Infectious diseases of poverty 2017 11 026(1) 132 doi 10.1186/s40249-017-0347-6
It is difficult to quickly distinguish non-tuberculous mycobacterial (NTM) infection from tuberculosis (TB) infection in human immunodeficiency virus (HIV)-infected patients because of many similarities between these diseases. A simple and effective way to determine the differences using routine blood tests is necessary in developing countries.
A retrospective cohort study was conducted to recruit HIV-infected patients with either NTM infection or TB infection diagnosed for the first time according to mycobacterial culture and microscopic identification from May 2010 to March 2016. These data included the analysis of blood cells, liver function, renal function, C-reactive protein (CRP), and erythrocyte sedimentation rate (ESR), and were compared between the HIV/TB and HIV/NTM groups.

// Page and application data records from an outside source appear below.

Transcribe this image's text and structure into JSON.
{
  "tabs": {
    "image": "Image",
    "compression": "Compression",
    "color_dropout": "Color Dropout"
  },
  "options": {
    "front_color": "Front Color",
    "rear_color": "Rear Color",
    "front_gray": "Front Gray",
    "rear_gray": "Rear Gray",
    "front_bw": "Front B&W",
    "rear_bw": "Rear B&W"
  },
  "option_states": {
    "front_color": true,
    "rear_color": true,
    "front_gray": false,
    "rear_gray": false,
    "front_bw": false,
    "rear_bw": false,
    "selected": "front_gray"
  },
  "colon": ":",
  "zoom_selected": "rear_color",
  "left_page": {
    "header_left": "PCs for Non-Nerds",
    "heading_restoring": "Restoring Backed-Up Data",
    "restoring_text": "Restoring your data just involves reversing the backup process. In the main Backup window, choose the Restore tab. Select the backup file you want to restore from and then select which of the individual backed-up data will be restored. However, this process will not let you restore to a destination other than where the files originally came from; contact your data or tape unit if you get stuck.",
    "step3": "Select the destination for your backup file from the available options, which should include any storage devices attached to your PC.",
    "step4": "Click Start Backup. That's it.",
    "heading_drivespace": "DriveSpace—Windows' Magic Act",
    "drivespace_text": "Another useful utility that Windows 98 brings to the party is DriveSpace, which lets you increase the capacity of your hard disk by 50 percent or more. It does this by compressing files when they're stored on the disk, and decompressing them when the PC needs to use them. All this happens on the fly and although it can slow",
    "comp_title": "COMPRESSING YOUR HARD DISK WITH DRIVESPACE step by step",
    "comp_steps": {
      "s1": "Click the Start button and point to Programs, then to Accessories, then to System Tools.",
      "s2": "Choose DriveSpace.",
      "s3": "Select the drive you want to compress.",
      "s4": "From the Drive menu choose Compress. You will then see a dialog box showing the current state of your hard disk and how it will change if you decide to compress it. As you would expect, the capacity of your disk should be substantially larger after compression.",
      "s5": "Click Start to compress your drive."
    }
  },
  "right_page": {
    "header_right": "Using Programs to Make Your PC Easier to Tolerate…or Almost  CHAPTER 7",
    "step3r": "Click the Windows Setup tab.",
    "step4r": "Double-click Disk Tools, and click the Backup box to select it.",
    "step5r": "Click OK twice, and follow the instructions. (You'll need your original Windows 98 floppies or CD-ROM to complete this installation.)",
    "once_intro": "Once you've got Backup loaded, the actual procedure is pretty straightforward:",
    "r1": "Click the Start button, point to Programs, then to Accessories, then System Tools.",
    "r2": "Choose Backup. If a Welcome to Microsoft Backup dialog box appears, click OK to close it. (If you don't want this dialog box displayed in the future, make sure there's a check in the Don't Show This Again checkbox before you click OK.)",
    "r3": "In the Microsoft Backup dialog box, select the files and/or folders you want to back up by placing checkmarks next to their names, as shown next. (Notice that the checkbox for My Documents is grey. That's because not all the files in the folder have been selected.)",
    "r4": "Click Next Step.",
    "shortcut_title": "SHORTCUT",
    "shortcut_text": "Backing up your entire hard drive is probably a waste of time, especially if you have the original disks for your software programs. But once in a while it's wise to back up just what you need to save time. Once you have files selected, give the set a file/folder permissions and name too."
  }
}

A total of 240 patients were enrolled. The number of HIV/TB and HIV/NTM patients was 113 and 127, respectively. There were no significant differences in the CD4 T-cell count, age, sex, percentage of patients initiating antiretroviral therapy (ART) before the explicit diagnosis of TB or NTM infection. NTM infection was more likely to be restricted in the pulmonary while TB infection also involves extra-pulmonary sites. Both the leukocyte count(5.60 × 10(9)/L) and the proportion of neutrophils in the leukocyte count (76.70%) in the HIV/TB group were significantly higher than those in the HIV/NTM group (4.40 × 10(9)/L [P = 0.0014] and 69.30% [P < 0.001]. The analysis of liver function markers indicated that the concentration of albumin but not ALT and AST was significantly lower in the HIV/TB group than in the HIV/NTM group (P < 0.001). The creatinine and urea levels were not significantly different between the two groups. The ESR (84.00 mm/h) and the concentration of CRP (59.60 mg/L) were significantly higher in the HIV/TB group than in the HIV/NTM group (52.00 mm/h and 19.60 mg/L, respectively) (P < 0.001). To distinguish TB infection from NTM infection, the best cut-off value was 69.5 mm/h for ESR, with a positive predictive value (PPV) of 0.740 and negative predictive value (NPV) of 0.721, and 48.8 mg/L for CRP, with a PPV of 0.676 and NPV of 0.697. CONCLUSION
The dissemination character as well as stronger immune response characterized by higher inflammation markers (e.g. WBC, ESR, CRP) can help distinguish TB from NTM infection in HIV-infected patients who need empirical therapy or diagnostic therapy immediately in low-income areas.